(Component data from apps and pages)
*** Block opens ***
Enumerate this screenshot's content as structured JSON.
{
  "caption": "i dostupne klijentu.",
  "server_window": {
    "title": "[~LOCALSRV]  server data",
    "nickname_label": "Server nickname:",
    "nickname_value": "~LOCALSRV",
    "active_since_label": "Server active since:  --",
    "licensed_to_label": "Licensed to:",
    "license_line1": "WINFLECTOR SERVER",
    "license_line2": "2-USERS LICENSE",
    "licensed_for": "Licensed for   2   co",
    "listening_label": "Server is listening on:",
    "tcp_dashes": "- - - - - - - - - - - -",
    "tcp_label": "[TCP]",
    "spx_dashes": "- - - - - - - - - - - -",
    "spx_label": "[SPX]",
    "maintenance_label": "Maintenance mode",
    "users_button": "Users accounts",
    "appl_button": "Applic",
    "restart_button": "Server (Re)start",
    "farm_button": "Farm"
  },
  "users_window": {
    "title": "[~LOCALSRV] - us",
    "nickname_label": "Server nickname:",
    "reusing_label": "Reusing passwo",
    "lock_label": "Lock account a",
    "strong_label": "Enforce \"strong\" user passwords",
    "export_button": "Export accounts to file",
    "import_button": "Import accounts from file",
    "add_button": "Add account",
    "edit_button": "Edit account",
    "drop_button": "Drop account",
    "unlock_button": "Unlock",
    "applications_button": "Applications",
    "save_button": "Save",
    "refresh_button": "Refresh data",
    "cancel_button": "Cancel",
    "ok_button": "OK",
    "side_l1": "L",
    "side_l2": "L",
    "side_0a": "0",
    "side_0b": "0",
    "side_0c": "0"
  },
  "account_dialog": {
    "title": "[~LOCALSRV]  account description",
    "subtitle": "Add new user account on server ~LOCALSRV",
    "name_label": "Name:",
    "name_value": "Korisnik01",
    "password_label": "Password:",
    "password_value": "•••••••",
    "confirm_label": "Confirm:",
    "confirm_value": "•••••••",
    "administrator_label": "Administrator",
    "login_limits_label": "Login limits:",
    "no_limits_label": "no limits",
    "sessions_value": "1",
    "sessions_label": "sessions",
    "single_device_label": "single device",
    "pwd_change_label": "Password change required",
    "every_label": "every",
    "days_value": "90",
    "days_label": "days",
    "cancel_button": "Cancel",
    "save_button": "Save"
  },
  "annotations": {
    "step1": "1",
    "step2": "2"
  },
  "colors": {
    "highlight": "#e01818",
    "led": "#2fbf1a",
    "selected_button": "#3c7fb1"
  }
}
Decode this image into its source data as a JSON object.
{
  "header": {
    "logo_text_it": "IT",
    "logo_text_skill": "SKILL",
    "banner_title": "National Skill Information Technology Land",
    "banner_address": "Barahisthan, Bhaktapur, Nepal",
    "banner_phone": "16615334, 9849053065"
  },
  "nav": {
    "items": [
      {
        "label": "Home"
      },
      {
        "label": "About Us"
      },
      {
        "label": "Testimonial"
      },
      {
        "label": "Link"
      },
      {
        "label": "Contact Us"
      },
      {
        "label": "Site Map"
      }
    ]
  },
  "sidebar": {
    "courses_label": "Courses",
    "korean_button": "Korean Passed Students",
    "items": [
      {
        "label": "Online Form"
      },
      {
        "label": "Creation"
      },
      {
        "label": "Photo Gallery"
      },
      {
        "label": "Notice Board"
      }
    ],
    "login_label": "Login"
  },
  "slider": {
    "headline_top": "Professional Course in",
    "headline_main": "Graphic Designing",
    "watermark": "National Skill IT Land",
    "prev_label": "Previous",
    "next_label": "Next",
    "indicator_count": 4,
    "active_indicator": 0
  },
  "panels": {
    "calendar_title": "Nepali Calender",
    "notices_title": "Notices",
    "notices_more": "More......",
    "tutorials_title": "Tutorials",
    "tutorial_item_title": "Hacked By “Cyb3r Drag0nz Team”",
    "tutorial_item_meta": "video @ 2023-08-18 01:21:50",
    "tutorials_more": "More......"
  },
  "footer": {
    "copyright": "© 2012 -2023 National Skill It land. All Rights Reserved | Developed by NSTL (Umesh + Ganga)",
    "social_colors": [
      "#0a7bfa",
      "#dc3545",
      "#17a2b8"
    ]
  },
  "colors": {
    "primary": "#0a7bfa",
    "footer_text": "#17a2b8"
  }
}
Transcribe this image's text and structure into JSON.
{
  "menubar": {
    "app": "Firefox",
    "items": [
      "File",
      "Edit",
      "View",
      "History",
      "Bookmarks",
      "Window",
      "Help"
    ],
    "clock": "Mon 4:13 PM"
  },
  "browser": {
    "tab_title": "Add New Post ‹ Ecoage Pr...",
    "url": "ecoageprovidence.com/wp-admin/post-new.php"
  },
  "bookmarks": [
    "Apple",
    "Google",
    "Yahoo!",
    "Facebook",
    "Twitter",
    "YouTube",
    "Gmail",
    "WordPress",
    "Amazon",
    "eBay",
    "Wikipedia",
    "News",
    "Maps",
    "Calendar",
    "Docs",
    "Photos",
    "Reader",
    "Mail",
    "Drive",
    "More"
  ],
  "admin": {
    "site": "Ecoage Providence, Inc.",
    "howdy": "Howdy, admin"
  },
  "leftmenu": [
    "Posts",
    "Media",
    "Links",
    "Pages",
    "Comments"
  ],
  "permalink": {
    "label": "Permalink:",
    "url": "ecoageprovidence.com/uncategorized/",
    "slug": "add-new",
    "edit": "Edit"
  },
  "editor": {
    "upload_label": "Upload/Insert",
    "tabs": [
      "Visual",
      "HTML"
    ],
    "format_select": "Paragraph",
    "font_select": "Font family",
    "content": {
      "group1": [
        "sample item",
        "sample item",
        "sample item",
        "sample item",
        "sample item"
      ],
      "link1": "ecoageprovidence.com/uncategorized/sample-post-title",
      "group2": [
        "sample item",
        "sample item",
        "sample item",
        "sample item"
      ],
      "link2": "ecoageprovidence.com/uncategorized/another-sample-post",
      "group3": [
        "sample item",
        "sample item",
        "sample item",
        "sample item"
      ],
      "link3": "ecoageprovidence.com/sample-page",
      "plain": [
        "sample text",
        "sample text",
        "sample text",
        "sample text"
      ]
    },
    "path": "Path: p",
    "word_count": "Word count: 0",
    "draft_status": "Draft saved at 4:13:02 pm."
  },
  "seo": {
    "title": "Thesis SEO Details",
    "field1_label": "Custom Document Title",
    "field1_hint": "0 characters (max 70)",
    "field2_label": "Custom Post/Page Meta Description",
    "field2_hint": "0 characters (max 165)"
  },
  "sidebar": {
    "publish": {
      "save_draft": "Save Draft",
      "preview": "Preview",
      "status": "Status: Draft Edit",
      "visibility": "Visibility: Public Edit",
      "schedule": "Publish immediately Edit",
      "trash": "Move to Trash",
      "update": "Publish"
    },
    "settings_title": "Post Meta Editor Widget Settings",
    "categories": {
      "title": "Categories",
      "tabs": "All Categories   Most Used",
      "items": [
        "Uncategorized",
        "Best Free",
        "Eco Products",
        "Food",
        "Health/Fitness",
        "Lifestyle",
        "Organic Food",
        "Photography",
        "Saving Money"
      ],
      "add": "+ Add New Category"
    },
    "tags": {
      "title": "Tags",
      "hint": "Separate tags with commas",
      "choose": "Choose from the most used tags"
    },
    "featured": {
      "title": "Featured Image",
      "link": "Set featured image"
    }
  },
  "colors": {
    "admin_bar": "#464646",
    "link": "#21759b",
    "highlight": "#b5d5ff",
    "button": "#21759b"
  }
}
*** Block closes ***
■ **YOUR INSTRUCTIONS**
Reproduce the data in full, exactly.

■ **RESPONSE BOX**
Enumerate this screenshot's content as structured JSON.
{
  "caption": "i dostupne klijentu.",
  "server_window": {
    "title": "[~LOCALSRV]  server data",
    "nickname_label": "Server nickname:",
    "nickname_value": "~LOCALSRV",
    "active_since_label": "Server active since:  --",
    "licensed_to_label": "Licensed to:",
    "license_line1": "WINFLECTOR SERVER",
    "license_line2": "2-USERS LICENSE",
    "licensed_for": "Licensed for   2   co",
    "listening_label": "Server is listening on:",
    "tcp_dashes": "- - - - - - - - - - - -",
    "tcp_label": "[TCP]",
    "spx_dashes": "- - - - - - - - - - - -",
    "spx_label": "[SPX]",
    "maintenance_label": "Maintenance mode",
    "users_button": "Users accounts",
    "appl_button": "Applic",
    "restart_button": "Server (Re)start",
    "farm_button": "Farm"
  },
  "users_window": {
    "title": "[~LOCALSRV] - us",
    "nickname_label": "Server nickname:",
    "reusing_label": "Reusing passwo",
    "lock_label": "Lock account a",
    "strong_label": "Enforce \"strong\" user passwords",
    "export_button": "Export accounts to file",
    "import_button": "Import accounts from file",
    "add_button": "Add account",
    "edit_button": "Edit account",
    "drop_button": "Drop account",
    "unlock_button": "Unlock",
    "applications_button": "Applications",
    "save_button": "Save",
    "refresh_button": "Refresh data",
    "cancel_button": "Cancel",
    "ok_button": "OK",
    "side_l1": "L",
    "side_l2": "L",
    "side_0a": "0",
    "side_0b": "0",
    "side_0c": "0"
  },
  "account_dialog": {
    "title": "[~LOCALSRV]  account description",
    "subtitle": "Add new user account on server ~LOCALSRV",
    "name_label": "Name:",
    "name_value": "Korisnik01",
    "password_label": "Password:",
    "password_value": "•••••••",
    "confirm_label": "Confirm:",
    "confirm_value": "•••••••",
    "administrator_label": "Administrator",
    "login_limits_label": "Login limits:",
    "no_limits_label": "no limits",
    "sessions_value": "1",
    "sessions_label": "sessions",
    "single_device_label": "single device",
    "pwd_change_label": "Password change required",
    "every_label": "every",
    "days_value": "90",
    "days_label": "days",
    "cancel_button": "Cancel",
    "save_button": "Save"
  },
  "annotations": {
    "step1": "1",
    "step2": "2"
  },
  "colors": {
    "highlight": "#e01818",
    "led": "#2fbf1a",
    "selected_button": "#3c7fb1"
  }
}
Decode this image into its source data as a JSON object.
{
  "header": {
    "logo_text_it": "IT",
    "logo_text_skill": "SKILL",
    "banner_title": "National Skill Information Technology Land",
    "banner_address": "Barahisthan, Bhaktapur, Nepal",
    "banner_phone": "16615334, 9849053065"
  },
  "nav": {
    "items": [
      {
        "label": "Home"
      },
      {
        "label": "About Us"
      },
      {
        "label": "Testimonial"
      },
      {
        "label": "Link"
      },
      {
        "label": "Contact Us"
      },
      {
        "label": "Site Map"
      }
    ]
  },
  "sidebar": {
    "courses_label": "Courses",
    "korean_button": "Korean Passed Students",
    "items": [
      {
        "label": "Online Form"
      },
      {
        "label": "Creation"
      },
      {
        "label": "Photo Gallery"
      },
      {
        "label": "Notice Board"
      }
    ],
    "login_label": "Login"
  },
  "slider": {
    "headline_top": "Professional Course in",
    "headline_main": "Graphic Designing",
    "watermark": "National Skill IT Land",
    "prev_label": "Previous",
    "next_label": "Next",
    "indicator_count": 4,
    "active_indicator": 0
  },
  "panels": {
    "calendar_title": "Nepali Calender",
    "notices_title": "Notices",
    "notices_more": "More......",
    "tutorials_title": "Tutorials",
    "tutorial_item_title": "Hacked By “Cyb3r Drag0nz Team”",
    "tutorial_item_meta": "video @ 2023-08-18 01:21:50",
    "tutorials_more": "More......"
  },
  "footer": {
    "copyright": "© 2012 -2023 National Skill It land. All Rights Reserved | Developed by NSTL (Umesh + Ganga)",
    "social_colors": [
      "#0a7bfa",
      "#dc3545",
      "#17a2b8"
    ]
  },
  "colors": {
    "primary": "#0a7bfa",
    "footer_text": "#17a2b8"
  }
}
Transcribe this image's text and structure into JSON.
{
  "menubar": {
    "app": "Firefox",
    "items": [
      "File",
      "Edit",
      "View",
      "History",
      "Bookmarks",
      "Window",
      "Help"
    ],
    "clock": "Mon 4:13 PM"
  },
  "browser": {
    "tab_title": "Add New Post ‹ Ecoage Pr...",
    "url": "ecoageprovidence.com/wp-admin/post-new.php"
  },
  "bookmarks": [
    "Apple",
    "Google",
    "Yahoo!",
    "Facebook",
    "Twitter",
    "YouTube",
    "Gmail",
    "WordPress",
    "Amazon",
    "eBay",
    "Wikipedia",
    "News",
    "Maps",
    "Calendar",
    "Docs",
    "Photos",
    "Reader",
    "Mail",
    "Drive",
    "More"
  ],
  "admin": {
    "site": "Ecoage Providence, Inc.",
    "howdy": "Howdy, admin"
  },
  "leftmenu": [
    "Posts",
    "Media",
    "Links",
    "Pages",
    "Comments"
  ],
  "permalink": {
    "label": "Permalink:",
    "url": "ecoageprovidence.com/uncategorized/",
    "slug": "add-new",
    "edit": "Edit"
  },
  "editor": {
    "upload_label": "Upload/Insert",
    "tabs": [
      "Visual",
      "HTML"
    ],
    "format_select": "Paragraph",
    "font_select": "Font family",
    "content": {
      "group1": [
        "sample item",
        "sample item",
        "sample item",
        "sample item",
        "sample item"
      ],
      "link1": "ecoageprovidence.com/uncategorized/sample-post-title",
      "group2": [
        "sample item",
        "sample item",
        "sample item",
        "sample item"
      ],
      "link2": "ecoageprovidence.com/uncategorized/another-sample-post",
      "group3": [
        "sample item",
        "sample item",
        "sample item",
        "sample item"
      ],
      "link3": "ecoageprovidence.com/sample-page",
      "plain": [
        "sample text",
        "sample text",
        "sample text",
        "sample text"
      ]
    },
    "path": "Path: p",
    "word_count": "Word count: 0",
    "draft_status": "Draft saved at 4:13:02 pm."
  },
  "seo": {
    "title": "Thesis SEO Details",
    "field1_label": "Custom Document Title",
    "field1_hint": "0 characters (max 70)",
    "field2_label": "Custom Post/Page Meta Description",
    "field2_hint": "0 characters (max 165)"
  },
  "sidebar": {
    "publish": {
      "save_draft": "Save Draft",
      "preview": "Preview",
      "status": "Status: Draft Edit",
      "visibility": "Visibility: Public Edit",
      "schedule": "Publish immediately Edit",
      "trash": "Move to Trash",
      "update": "Publish"
    },
    "settings_title": "Post Meta Editor Widget Settings",
    "categories": {
      "title": "Categories",
      "tabs": "All Categories   Most Used",
      "items": [
        "Uncategorized",
        "Best Free",
        "Eco Products",
        "Food",
        "Health/Fitness",
        "Lifestyle",
        "Organic Food",
        "Photography",
        "Saving Money"
      ],
      "add": "+ Add New Category"
    },
    "tags": {
      "title": "Tags",
      "hint": "Separate tags with commas",
      "choose": "Choose from the most used tags"
    },
    "featured": {
      "title": "Featured Image",
      "link": "Set featured image"
    }
  },
  "colors": {
    "admin_bar": "#464646",
    "link": "#21759b",
    "highlight": "#b5d5ff",
    "button": "#21759b"
  }
}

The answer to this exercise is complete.